**WORK TO COMPLETE:**
The string "title" may appear on lines of the entries below; report how many such lines there are, and only that.

**DATA EXCERPTS:**

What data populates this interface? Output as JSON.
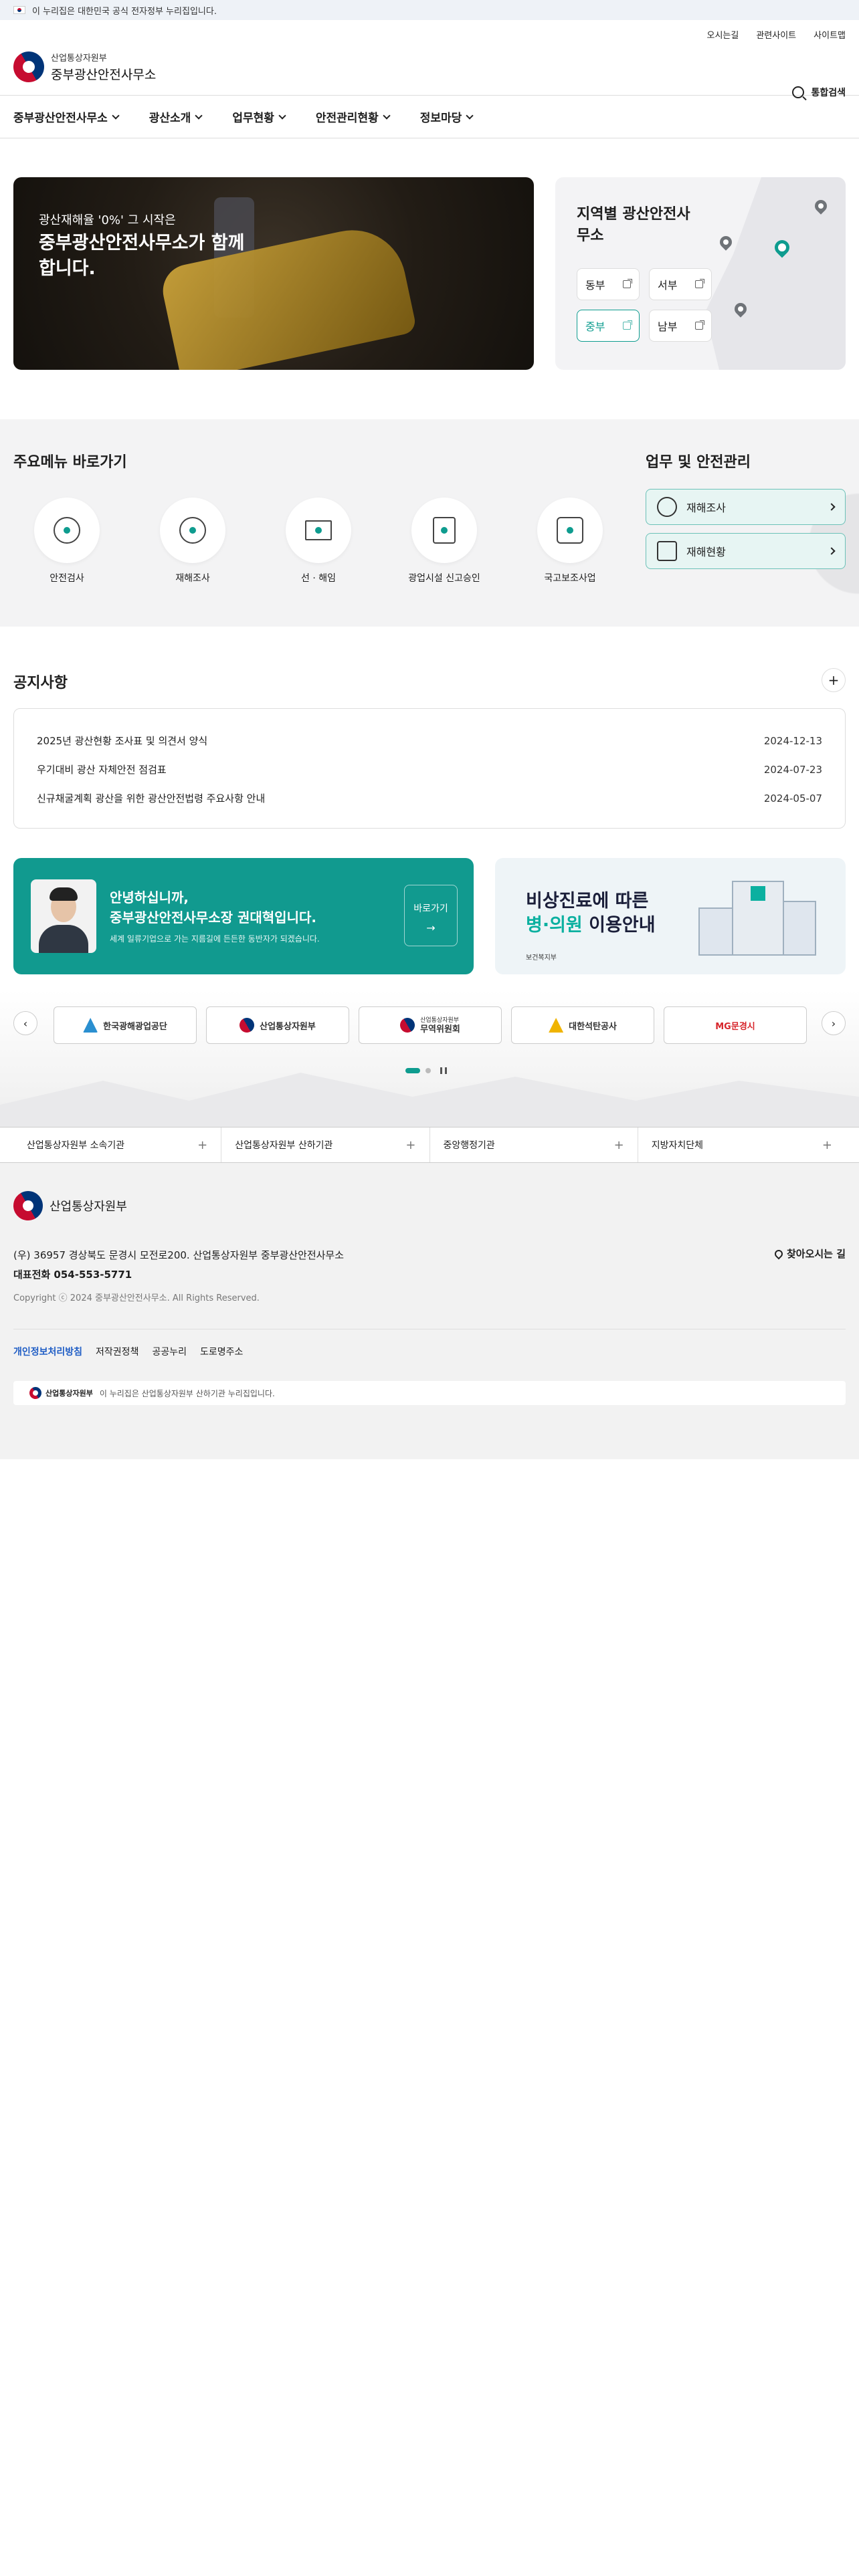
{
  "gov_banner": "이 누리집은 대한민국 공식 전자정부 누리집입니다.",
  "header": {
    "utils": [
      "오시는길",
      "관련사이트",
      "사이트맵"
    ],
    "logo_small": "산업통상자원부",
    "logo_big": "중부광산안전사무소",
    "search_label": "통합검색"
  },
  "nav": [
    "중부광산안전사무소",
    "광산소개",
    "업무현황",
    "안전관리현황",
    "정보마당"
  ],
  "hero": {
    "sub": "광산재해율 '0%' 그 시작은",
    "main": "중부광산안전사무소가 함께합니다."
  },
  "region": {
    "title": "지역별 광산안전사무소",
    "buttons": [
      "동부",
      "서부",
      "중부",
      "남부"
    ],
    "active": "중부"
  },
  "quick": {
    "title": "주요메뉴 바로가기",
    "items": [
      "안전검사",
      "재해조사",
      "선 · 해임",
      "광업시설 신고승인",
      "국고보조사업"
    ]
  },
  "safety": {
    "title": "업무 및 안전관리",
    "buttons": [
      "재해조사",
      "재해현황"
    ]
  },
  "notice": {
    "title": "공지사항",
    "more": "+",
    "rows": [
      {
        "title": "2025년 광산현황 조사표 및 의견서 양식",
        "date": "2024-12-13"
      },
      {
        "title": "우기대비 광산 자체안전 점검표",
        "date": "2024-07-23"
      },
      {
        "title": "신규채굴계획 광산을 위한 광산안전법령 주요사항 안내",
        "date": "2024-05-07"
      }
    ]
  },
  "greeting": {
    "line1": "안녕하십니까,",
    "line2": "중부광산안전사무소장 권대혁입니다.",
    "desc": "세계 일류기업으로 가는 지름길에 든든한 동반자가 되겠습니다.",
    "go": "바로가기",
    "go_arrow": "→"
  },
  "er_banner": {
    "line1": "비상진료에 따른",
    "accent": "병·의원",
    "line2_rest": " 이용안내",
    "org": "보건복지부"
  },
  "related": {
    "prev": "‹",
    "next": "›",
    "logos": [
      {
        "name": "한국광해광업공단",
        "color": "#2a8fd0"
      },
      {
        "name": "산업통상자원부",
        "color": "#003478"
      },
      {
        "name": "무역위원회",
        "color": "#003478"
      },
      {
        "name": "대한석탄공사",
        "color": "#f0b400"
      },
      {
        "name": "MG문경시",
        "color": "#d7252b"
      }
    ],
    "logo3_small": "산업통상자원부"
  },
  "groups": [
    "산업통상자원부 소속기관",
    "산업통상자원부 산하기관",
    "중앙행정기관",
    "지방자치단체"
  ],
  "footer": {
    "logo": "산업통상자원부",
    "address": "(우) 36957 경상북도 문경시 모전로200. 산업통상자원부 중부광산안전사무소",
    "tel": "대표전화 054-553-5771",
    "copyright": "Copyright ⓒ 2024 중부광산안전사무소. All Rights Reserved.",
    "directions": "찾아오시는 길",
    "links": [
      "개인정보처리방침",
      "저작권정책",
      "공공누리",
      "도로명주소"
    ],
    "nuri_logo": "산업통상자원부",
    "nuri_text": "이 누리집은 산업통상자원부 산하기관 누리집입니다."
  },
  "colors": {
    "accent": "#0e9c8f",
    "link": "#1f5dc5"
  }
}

**ANSWER AREA:**
7